Vocational education and training (VET) is at the heart of the skills revolution that is indispensable for a just recovery as well as the digitalisation and ‘greening’ of Europe’s economy, Cedefop Executive Director Jürgen Siebel told participants of a high-profile event organised by the European Business Network for Corporate Sustainability and Responsibility (CSR Europe).
Speaking at the 'European SDG summit 2021 for climate action and a just transition', Mr Siebel noted that VET, as the engine of the twin transitions, provides people, companies and societies with the skills needed to master and shape the recovery and, thus, is a prerequisite for inclusive and sustainable growth.
The jobs automation scenario that Cedefop has been mapping out, the Agency’s Executive Director pointed out, forecasts that the impact of automation will be most pronounced at the lower end of the labour market, and that brings the need to re- and upskill to the forefront.
‘Already before the pandemic, 128 million adults were in need of up- and reskilling (46% of adults in EU+UK), while three in four surveyed companies experienced changing skill needs due to the pandemic,’ Mr Siebel said and, illustrating the importance of forecasting future skill demand, he added that ‘to maximise VET’s potential, skills intelligence will play a vital part.’
Discussing the ambitious targets the European Union has set in relation to skills, the Cedefop Executive Director underlined the need for EU Member States, social partners and VET providers to give adult learning a kickstart and noted that the Agency will greatly contribute to that effort by providing its forward-looking perspective that is essential for reinventing:
- VET, so that so that it becomes an enabler of a just transition; and
- skills intelligence, making it people-centred rather than expert-focused.

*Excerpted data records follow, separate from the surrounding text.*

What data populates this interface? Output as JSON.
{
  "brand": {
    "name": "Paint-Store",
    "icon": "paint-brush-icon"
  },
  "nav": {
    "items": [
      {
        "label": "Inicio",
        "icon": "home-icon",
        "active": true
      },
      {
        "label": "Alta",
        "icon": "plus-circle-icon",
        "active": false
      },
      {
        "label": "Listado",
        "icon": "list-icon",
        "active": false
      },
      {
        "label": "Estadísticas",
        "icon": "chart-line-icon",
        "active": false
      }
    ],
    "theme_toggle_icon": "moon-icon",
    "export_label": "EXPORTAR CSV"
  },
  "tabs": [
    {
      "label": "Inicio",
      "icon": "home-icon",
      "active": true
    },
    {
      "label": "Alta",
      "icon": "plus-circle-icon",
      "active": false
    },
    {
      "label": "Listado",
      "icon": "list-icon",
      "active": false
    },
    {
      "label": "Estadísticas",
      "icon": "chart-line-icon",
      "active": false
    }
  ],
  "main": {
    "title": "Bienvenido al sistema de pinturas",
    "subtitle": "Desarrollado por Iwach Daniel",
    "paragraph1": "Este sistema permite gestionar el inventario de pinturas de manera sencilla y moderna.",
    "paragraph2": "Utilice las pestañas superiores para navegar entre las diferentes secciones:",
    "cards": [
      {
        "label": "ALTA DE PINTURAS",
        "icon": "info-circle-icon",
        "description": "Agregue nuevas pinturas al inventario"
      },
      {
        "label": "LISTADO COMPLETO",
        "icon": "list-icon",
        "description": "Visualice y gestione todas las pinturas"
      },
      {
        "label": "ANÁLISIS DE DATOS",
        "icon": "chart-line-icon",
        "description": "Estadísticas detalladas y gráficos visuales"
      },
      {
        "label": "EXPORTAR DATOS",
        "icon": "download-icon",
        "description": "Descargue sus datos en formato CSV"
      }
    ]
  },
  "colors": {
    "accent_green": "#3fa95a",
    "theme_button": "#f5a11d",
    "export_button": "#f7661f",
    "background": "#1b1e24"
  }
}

Finally, he pledged that Cedefop will work to assist developing more innovative partnerships, breaking policy silos, systematically linking expertise and information, and learning from successes and failures.